Cr Marsh said the report’s comparisons with other venues changed her mind.
‘‘Unfortunately there needs to be some dramatic changes. We saw some comparative figures with other venues ... and we already have the Keno down there.’’
Cr Marsh said she still believed accommodation, not poker machines would make The Links work.
She supported the subdivision of 42 lots which would be within ‘‘walking distance of the new multimillion-dollar train station’’.
‘‘We need a diverse income stream at The Links... at the moment if it rains we are in trouble,’’ Cr Marsh said.
Cr Peter Moran was angered by the council’s decision.
‘‘The vast majority of poker machine profits come from problem gamblers,’’ Cr Moran said.
‘‘The council will also be encouraging the growth of alcohol consumption by expanding the bar and proposing a drive-through bottle shop.’’
Cr Moran said the council was ‘‘desperate’’.
‘‘We are constantly being told that selling assets to fund operational costs in not sustainable, but now this is what we are doing with the subdivision.
‘‘This council continues to subsidise the sporting activities of one of the most advantaged groups in the community – middle class, well-off, white males who are the overwhelming members down there, but the council can’t afford to subsidise the Warilla Child Care centre, which is a much-needed facility in a disadvantaged area.’’

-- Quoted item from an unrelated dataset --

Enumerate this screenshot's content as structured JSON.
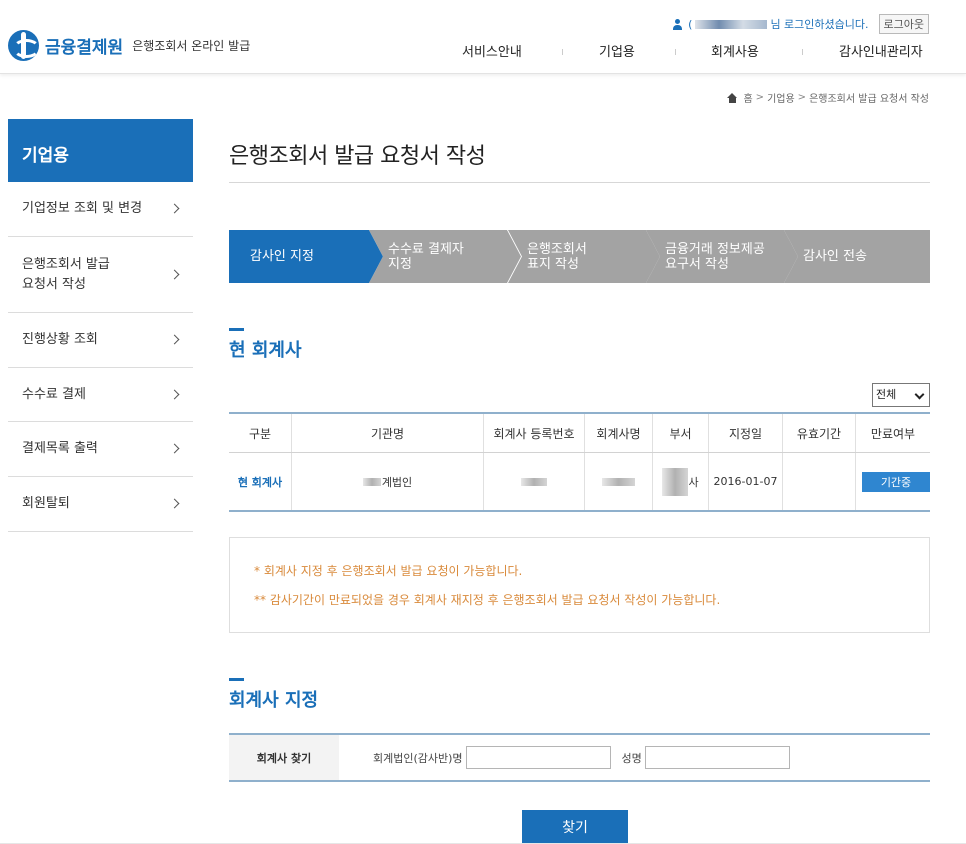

Poker machines and the sell-off of two greens and a fairway for housing are among the solutions Shellharbour City Council hopes will bring an end to the financial woes of The Links, Shell Cove.
The council-owned and operated golf course has cost Shellharbour ratepayers $7 million over the past decade and a three-year search for a new operator to take on the hotel and golf course lease has ended without success.
The Links was built in 2003 as part of the Shell Cove project and Shellharbour City Council has managed the facility since private managers were evicted in April, 2008.
In a confidential meeting on Monday night, the council resolved to keep the golf course in the hands of the council to manage under a new business plan and financial model.
Under the new plan the course will be reconfigured to allow development of land now occupied by the 8th green and 9th fairway and green adjacent to Dunmore Road.
The land would allow for the development of 42 housing lots which it is hoped will make a profit of $5million once development costs are taken into account.
From that profit, $3million will be used to upgrade the hotel and clubhouse – including a room to accommodate poker machines, while $2million will be put into a sinking fund, with income to be used to cover the course’s operational losses in the short term.
A council spokeswoman said the business plan also detailed operational changes to improve its market reach and appeal to the broader community, including improving marketing, exploring the feasibility of on-site accommodation and installing energy-efficient technologies to reduce environmental impacts and overheads.
Shellharbour Mayor Marianne Saliba said the new plan moved council away from ‘‘its caretaker mode’’ and into ‘‘long-term business management’’ by applying a more enterprising approach.
‘‘The creation of new resourcing streams and the implementation of the new business model will help us take this viable business into surplus,’’ Cr Saliba said.
The council hopes to have a new business case up and running by the end of the financial year.